“We looked around for something that would be economically beneficial,” Barnhizer said about seeking a place for the lab.
So they consolidated their lab within Nanologix’s current headquarters — a red, wooden building Barnizer said was once a pole barn. But there, the company can develop up to 60,000 BNPs a day, he said.
“We brought some equipment up from Cincinnati,” Barnhizer said while walking around the new laboratory.
The blue floor is coated with a special paint that doesn’t chip, and the new, stainless-steel cabinets glimmer in the fluorescent lighting.
“These cabinets actually came from Sam’s Club,” he said.
Three scientists with backgrounds in chemistry and microbiology are experimenting with other filters, like a quarter-sized plastic disk with 2.5 million pico-level [two steps smaller than micro] openings called BioNanoChannel, or BNC.
Working under a safety hood, Tim Aronson, a research and development scientist, tests the filters’ quality with Level 1 bacteria — or bacteria humans come in contact with every day.
The safety hood is “a high-efficiency particle filter that filters out all dust particles: fungi, yeast and bacterium,” Aronson said, wearing latex gloves and a pristine-white lab coat.
Aronson said while working beneath the hood, it protects the scientist and the testing sample.
To test their products with higher-level bacteria like tuberculosis or anthrax, Nanologix sends their products off to third-party labs, which Barnhizer says are excited about the results. But despite the breakthrough, it could still be months before the biotech company reaps monetary reward.
“Our sales have been minimal because we need FDA approval,” Barnhizer said. “All these studies and its raw data will be submitted to the FDA.”
After that, he believes it will take up to three months before FDA approval because of the testing’s noninvasive nature.

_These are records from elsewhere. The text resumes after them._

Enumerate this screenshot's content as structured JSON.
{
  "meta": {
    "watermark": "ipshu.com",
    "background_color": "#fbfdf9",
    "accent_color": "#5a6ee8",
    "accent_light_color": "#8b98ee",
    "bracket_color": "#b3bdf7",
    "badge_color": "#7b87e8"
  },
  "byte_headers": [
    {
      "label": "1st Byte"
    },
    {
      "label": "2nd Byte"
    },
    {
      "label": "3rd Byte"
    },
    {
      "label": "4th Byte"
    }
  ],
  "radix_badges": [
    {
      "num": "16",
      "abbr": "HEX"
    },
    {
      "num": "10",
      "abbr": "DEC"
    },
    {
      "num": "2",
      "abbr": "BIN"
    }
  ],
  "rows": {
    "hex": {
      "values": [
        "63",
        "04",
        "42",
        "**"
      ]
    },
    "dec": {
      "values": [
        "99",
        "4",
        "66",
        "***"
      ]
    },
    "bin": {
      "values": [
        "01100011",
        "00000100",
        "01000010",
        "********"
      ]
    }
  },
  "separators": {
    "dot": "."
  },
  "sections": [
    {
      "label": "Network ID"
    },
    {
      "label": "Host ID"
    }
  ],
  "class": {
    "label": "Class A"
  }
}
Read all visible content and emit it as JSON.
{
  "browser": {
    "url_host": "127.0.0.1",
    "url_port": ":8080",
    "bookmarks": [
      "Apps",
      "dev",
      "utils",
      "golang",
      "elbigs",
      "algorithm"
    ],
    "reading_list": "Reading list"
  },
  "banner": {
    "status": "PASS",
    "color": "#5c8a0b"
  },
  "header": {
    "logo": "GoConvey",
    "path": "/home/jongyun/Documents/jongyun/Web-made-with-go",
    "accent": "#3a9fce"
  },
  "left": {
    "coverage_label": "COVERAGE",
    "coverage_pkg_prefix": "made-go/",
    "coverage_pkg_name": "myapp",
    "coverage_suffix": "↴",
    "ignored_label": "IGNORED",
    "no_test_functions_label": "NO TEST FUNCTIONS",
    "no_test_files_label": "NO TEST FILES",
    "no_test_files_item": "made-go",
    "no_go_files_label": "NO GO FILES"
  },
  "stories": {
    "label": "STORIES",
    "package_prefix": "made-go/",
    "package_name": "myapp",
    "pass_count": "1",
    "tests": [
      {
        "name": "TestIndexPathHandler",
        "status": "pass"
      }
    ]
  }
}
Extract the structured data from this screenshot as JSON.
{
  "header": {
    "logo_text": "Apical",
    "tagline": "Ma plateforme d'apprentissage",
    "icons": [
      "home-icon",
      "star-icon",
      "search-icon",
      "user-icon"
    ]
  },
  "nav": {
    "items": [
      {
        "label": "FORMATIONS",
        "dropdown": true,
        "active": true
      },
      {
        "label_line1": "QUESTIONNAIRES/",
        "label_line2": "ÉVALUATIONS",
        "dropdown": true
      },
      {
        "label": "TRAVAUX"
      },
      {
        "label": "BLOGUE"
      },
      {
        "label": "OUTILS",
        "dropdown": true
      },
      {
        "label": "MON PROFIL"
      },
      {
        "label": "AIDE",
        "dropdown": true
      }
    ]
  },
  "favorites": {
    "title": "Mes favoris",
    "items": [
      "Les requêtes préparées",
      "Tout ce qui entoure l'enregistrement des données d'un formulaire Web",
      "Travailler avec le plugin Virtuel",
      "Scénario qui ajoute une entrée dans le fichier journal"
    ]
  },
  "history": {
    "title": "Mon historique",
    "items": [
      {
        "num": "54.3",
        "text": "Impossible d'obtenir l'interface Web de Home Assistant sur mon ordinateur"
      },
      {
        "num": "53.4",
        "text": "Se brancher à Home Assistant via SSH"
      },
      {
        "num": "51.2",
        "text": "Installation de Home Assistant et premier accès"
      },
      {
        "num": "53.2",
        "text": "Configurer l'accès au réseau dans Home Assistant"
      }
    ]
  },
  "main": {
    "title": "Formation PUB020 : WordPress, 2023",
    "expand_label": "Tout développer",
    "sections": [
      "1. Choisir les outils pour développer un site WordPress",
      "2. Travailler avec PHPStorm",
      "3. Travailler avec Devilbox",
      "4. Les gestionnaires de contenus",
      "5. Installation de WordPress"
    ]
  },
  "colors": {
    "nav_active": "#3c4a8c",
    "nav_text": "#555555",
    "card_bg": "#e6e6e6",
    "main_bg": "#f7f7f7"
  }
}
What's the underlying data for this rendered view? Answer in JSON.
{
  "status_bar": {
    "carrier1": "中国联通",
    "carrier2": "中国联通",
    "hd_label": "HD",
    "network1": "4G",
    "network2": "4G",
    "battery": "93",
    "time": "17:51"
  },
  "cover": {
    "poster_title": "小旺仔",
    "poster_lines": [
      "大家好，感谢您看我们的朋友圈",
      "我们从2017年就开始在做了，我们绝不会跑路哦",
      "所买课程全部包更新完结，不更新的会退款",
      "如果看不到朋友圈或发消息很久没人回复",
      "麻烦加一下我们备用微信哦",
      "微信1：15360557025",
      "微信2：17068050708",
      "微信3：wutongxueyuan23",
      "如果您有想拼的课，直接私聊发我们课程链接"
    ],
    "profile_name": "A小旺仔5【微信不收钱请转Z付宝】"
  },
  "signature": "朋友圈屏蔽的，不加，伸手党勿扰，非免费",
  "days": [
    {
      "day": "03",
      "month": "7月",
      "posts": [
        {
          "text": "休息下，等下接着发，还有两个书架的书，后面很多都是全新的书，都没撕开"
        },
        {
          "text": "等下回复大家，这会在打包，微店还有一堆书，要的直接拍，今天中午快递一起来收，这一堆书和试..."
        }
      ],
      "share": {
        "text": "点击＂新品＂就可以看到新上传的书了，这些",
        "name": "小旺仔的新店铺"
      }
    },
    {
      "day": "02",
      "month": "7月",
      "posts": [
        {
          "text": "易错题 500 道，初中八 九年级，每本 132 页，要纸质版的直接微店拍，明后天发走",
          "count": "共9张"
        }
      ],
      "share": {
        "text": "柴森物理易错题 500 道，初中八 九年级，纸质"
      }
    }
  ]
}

If needed, Barnhizer said they could bring in more of the machines that place BNP in petri dishes to increase production. If Nanologix grows out of the building, “We’ve already talked to the landowner here,” Barnhizer said. “He’s got six acres that’s available to us.”